┌─ Dataset records

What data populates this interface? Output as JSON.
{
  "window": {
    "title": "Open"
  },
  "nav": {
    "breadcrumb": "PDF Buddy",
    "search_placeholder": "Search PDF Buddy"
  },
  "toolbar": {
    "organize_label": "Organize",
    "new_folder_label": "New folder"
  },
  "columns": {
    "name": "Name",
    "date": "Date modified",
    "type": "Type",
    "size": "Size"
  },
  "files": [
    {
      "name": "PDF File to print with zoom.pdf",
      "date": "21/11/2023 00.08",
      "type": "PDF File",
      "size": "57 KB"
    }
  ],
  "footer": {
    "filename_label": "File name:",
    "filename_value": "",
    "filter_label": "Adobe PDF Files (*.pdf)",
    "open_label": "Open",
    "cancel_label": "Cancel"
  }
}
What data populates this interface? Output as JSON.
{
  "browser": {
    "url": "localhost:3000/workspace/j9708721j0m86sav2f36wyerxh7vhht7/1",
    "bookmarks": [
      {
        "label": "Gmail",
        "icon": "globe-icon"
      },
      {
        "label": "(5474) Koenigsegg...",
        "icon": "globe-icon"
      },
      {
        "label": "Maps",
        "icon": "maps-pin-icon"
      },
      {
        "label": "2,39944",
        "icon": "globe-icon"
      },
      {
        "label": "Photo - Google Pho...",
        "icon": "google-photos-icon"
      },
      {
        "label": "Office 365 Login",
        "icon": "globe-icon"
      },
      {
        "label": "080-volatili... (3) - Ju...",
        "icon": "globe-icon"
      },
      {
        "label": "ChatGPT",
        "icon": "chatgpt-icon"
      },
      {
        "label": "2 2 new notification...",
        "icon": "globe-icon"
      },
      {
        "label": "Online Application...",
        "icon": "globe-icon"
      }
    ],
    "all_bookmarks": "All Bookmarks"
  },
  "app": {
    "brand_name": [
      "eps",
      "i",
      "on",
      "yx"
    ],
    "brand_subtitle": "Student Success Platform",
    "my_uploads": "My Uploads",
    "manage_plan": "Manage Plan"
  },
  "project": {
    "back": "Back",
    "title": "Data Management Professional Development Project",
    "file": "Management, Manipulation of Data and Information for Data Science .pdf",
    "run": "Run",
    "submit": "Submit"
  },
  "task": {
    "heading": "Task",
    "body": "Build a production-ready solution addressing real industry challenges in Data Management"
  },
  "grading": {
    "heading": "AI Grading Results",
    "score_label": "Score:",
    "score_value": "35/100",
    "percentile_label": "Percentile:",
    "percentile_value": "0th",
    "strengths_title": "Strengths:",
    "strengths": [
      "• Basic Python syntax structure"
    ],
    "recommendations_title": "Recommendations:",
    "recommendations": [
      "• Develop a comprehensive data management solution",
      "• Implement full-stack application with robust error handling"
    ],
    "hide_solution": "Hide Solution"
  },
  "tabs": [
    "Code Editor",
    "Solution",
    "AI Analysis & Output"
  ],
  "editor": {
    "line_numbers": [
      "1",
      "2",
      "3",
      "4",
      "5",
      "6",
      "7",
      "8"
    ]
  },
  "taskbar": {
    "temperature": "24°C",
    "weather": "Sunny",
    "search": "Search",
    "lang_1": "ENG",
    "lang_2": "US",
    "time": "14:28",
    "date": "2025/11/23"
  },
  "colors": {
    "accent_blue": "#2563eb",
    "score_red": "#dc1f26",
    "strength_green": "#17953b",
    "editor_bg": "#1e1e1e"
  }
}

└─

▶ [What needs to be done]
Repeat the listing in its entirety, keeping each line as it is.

▶ [Response area]
What data populates this interface? Output as JSON.
{
  "window": {
    "title": "Open"
  },
  "nav": {
    "breadcrumb": "PDF Buddy",
    "search_placeholder": "Search PDF Buddy"
  },
  "toolbar": {
    "organize_label": "Organize",
    "new_folder_label": "New folder"
  },
  "columns": {
    "name": "Name",
    "date": "Date modified",
    "type": "Type",
    "size": "Size"
  },
  "files": [
    {
      "name": "PDF File to print with zoom.pdf",
      "date": "21/11/2023 00.08",
      "type": "PDF File",
      "size": "57 KB"
    }
  ],
  "footer": {
    "filename_label": "File name:",
    "filename_value": "",
    "filter_label": "Adobe PDF Files (*.pdf)",
    "open_label": "Open",
    "cancel_label": "Cancel"
  }
}
What data populates this interface? Output as JSON.
{
  "browser": {
    "url": "localhost:3000/workspace/j9708721j0m86sav2f36wyerxh7vhht7/1",
    "bookmarks": [
      {
        "label": "Gmail",
        "icon": "globe-icon"
      },
      {
        "label": "(5474) Koenigsegg...",
        "icon": "globe-icon"
      },
      {
        "label": "Maps",
        "icon": "maps-pin-icon"
      },
      {
        "label": "2,39944",
        "icon": "globe-icon"
      },
      {
        "label": "Photo - Google Pho...",
        "icon": "google-photos-icon"
      },
      {
        "label": "Office 365 Login",
        "icon": "globe-icon"
      },
      {
        "label": "080-volatili... (3) - Ju...",
        "icon": "globe-icon"
      },
      {
        "label": "ChatGPT",
        "icon": "chatgpt-icon"
      },
      {
        "label": "2 2 new notification...",
        "icon": "globe-icon"
      },
      {
        "label": "Online Application...",
        "icon": "globe-icon"
      }
    ],
    "all_bookmarks": "All Bookmarks"
  },
  "app": {
    "brand_name": [
      "eps",
      "i",
      "on",
      "yx"
    ],
    "brand_subtitle": "Student Success Platform",
    "my_uploads": "My Uploads",
    "manage_plan": "Manage Plan"
  },
  "project": {
    "back": "Back",
    "title": "Data Management Professional Development Project",
    "file": "Management, Manipulation of Data and Information for Data Science .pdf",
    "run": "Run",
    "submit": "Submit"
  },
  "task": {
    "heading": "Task",
    "body": "Build a production-ready solution addressing real industry challenges in Data Management"
  },
  "grading": {
    "heading": "AI Grading Results",
    "score_label": "Score:",
    "score_value": "35/100",
    "percentile_label": "Percentile:",
    "percentile_value": "0th",
    "strengths_title": "Strengths:",
    "strengths": [
      "• Basic Python syntax structure"
    ],
    "recommendations_title": "Recommendations:",
    "recommendations": [
      "• Develop a comprehensive data management solution",
      "• Implement full-stack application with robust error handling"
    ],
    "hide_solution": "Hide Solution"
  },
  "tabs": [
    "Code Editor",
    "Solution",
    "AI Analysis & Output"
  ],
  "editor": {
    "line_numbers": [
      "1",
      "2",
      "3",
      "4",
      "5",
      "6",
      "7",
      "8"
    ]
  },
  "taskbar": {
    "temperature": "24°C",
    "weather": "Sunny",
    "search": "Search",
    "lang_1": "ENG",
    "lang_2": "US",
    "time": "14:28",
    "date": "2025/11/23"
  },
  "colors": {
    "accent_blue": "#2563eb",
    "score_red": "#dc1f26",
    "strength_green": "#17953b",
    "editor_bg": "#1e1e1e"
  }
}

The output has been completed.